Based on Houston’s 93-92 win over Dallas, the Rockets look like a topsy-turvy Mike D’Antoni team. That’s because the frenetic offense habitually preached by D’Antoni’s was sluggish while the defense was unusually sharp.
Of course, any analysis of Houston’s game plan must necessarily focus on James Harden.
On numerous sequences Harden brought the ball across the timeline and simply hoisted a shot without thinking of making a pass. Most of these hot-shots were treys, and he only bagged 3-9 of these.
He may not be the quickest point guard in the league, but Harden is still an excellent, willing and alert passer. Four of his seven assists came when he found open three-point shooters. The other three came on interior passes to Nene that resulted in layups.
In addition, eight of Harden’s passes came to naught when various teammates missed wide-open shots.
He did, however, commit eight turnovers, five on bad passes (three of which were certainly catchable), one when he tried to force his dribble through a triple-team, plus he was simply ripped twice by Wesley Matthews.
In any event, Harden is the only good passer on the team.
Whether he passed or not, Houston’s half-court offense didn’t show much off-ball movement, emphasizing instead quick shots and isos.
Moreover, the Rockets rarely looked to push the ball, choosing to let Harden walk with the rock into the attack zone. And, aside from occasional screens and hand-offs, Houston’s half-court sets were slow-motion-quick-shooting versions of the pants-on-fire helter-skelter offense that D’Antoni’s teams executed in Phoenix.
Indeed, it’s a nice adjustment from Steve Nash’s quickness to Harden’s powerhouse game.

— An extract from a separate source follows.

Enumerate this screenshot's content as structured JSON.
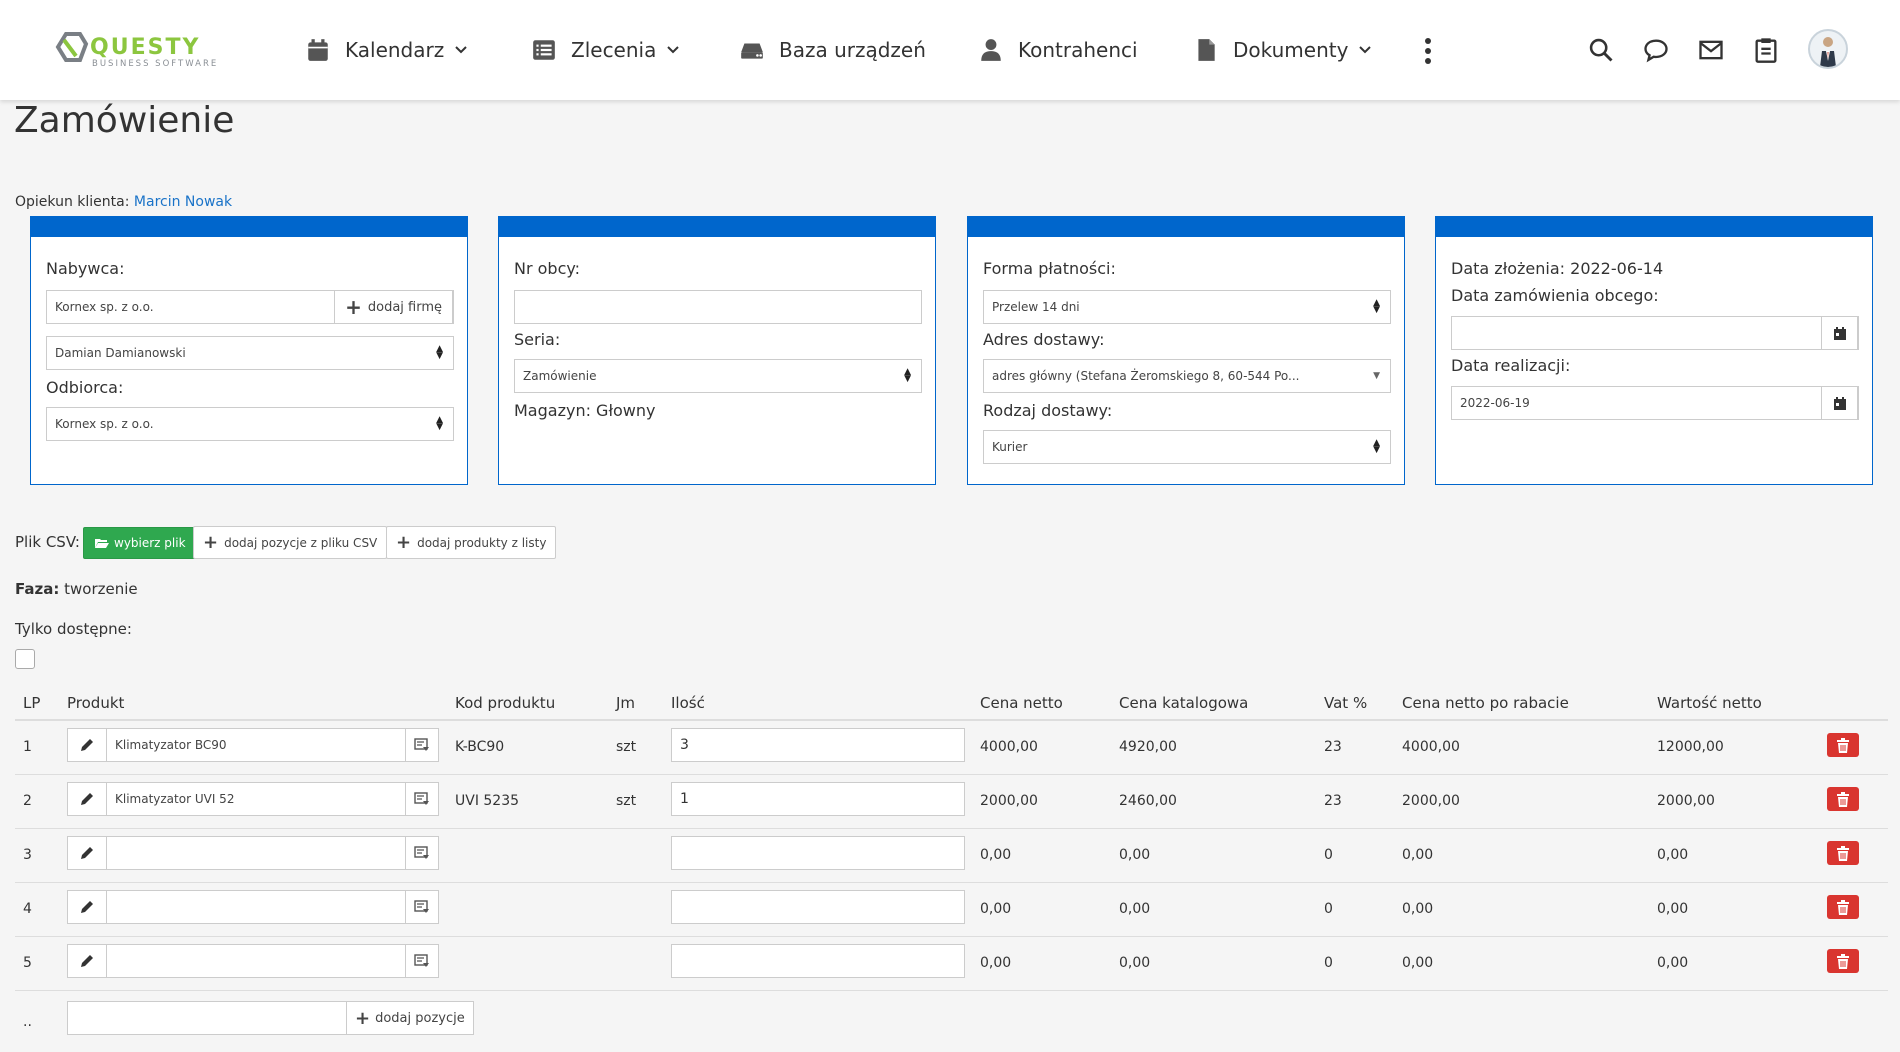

Harden, himself, scored 22 of his 28 total points on 26 isos and was 8-23 from the field overall. It should be noted that Matthews did a terrific job in containing Harden. At the same time, with the score knotted at 92 and just a few ticks left in the game, Harden beat Matthews on an off-ball change-of-direction cut. After he received the pass, Harden was fouled at the rim with 0.1 seconds left — and made the second of two free throws for the win.
With Dirk Nowitzki out with some kind of stomach problem, the Mavericks’ offense lacked a go-to focal point. Even so, they ran multiple strong and (mostly) weak-side screens usually for Matthews, J.J. Barea and Harrison Barnes.
Since Harden switched on virtually every screen he faced, he was seldom directly challenged in one-on-one situations. When he was, Matthews netted seven points and Deron Williams bagged a triple.
Otherwise, Harden played admirable post-up defense, effectively bodied his opponent in defending cross-paint cuts, occasionally negotiated his way through double-screens (creating a turnover) and generally offered timely help.
In fact, his defense was less than stellar on only two sequences — when, looking to help on ball penetration, he wandered too far from Williams and was out of position when a kick-out pass found Williams open. Also, Harden got lost on a combo screen in the paint.
Overall, this was the best defense Harden has played since he’s been in the league. Credit for this — and also for the energetic defensive effort by all the Rockets — goes to assistant coach, Jeff Bzdelik. And to D’Antoni for hiring Bzdelik and letting him do his thing.
In sum, Harden is a big-time scorer but not really a dependable shooter. There’s too much pressure on Harden to create points one way or another and, subsequently, the Rockets’ half-court sets are generally predictable.
For sure, Houston will emerge as one of the top scoring teams in the NBA, but the outcome of their season will depend on their (admittedly improved) defense.
Watch this space for further developments.